The mean of all 3 observers marking for each coordinate of the landmarks was used as the centroid for that landmark. Three-dimensional mean Euclidean distances (MED), mean deviations from centroid, and standard deviations were calculated separately for statistical analysis. The centroid of the 3 observers’ markings for each landmark was considered as the gold standard. The mean of the Euclidean distances from the centroid of the observers’ markings to each observer’s marking represented the error in the detection of that landmark. The variations of MED before and after orientation of the 3D images were analyzed. MED analyzed the overall error (rather than in each axis) in landmark identification. Therefore, the mean deviation was computed to analyze the variation in each axis of all landmarks. Standard deviations represented the variations among all samples of each landmark. The standard deviations were computed for both MED and mean deviation to demonstrate the distribution of errors over the number of samples.
MED was calculated as shown in Figure 3 . To obtain the MED, following steps were carried out.
Step 1: A centroid was calculated with the 3D coordinates of all 3 observers for every landmark in each data set
C e n t r o i d ( C L ) = ( O x 1 + O x 2 + O x 3 3 , O y 1 + O y 2 + O y 3 3 , O z 1 + O z 2 + O z 3 3 )
where C L ( L is any of the 25 landmarks) represents the coordinate of the centroid, and Oij
O j i
( j = x, y, z; i = first, second, and third observers) is the coordinates in x-, y- and z-axes for the 3 observers, respectively.

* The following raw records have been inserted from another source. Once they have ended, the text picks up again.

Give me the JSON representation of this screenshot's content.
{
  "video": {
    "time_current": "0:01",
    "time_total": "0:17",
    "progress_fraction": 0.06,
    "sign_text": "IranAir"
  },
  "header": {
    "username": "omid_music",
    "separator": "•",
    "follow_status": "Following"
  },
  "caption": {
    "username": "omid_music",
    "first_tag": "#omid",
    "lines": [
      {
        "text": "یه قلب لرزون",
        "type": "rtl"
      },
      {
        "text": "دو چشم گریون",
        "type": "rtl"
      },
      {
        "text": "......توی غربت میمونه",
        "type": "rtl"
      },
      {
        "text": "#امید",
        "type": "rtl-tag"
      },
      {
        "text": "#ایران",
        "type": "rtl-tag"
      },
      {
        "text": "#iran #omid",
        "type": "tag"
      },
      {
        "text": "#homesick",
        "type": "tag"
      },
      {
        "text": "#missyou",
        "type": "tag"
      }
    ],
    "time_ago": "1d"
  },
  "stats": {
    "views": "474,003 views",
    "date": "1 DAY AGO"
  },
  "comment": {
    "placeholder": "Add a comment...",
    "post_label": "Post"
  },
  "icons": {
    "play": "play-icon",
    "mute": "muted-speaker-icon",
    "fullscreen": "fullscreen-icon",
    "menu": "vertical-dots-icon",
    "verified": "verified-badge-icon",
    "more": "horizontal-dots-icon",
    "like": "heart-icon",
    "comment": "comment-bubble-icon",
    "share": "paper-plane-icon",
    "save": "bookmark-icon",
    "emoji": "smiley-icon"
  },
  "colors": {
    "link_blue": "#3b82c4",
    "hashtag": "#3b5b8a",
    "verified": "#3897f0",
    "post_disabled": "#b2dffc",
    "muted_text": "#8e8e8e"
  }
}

Step 2: Euclidean distance for each observer from the centroid for all 3 observers was calculated by using the following Euclidean distance formula.
D i s t a n c e ( D L i ) = ( C L x − O x i ) 2 + ( C L y − O y i ) 2 + ( C L z − O z i ) 2
D L i
is the Euclidean distance for each observer from the centroid ( i = first, second, and third observers), and L is any of the 25 landmarks.
C L = ( C Lx , C Ly , C Lz ); C Lx , C Ly and C Lz are x-, y- and z-axes coordinates of the centroid for the L landmark, and Oij
O j i
( j = x, y, z; i = first, second, and third observers) is the coordinates in the x-, y- and z-axes for the observers, respectively.
Step 3: The mean distance of the 3 observers was calculated separately for every landmark for each of the 10 data sets and called MED.
M e a n E u c l i d e a n D i s t a n c e ( M E D L s ) = D L 1 + D L 2 + D L 3 3
M E D L s
( L is any of the 25 landmarks; S [sample] = 1, 2, 3, …, 10 for the data sets) is the MED for every landmark of each data set.
Step 4: Similarly, MED was calculated for all 25 landmarks in the 10 data sets obtained after orientation of the images.
Mean differences and standard errors were calculated on the basis of MED for the 25 landmarks before and after orientation of the images.
M e a n d i f f e r e n c e ( M L ) = | ∑ S = 1 10 ( M E D L S ) B O − ∑ S = 1 10 ( M E D L S ) A O 10 |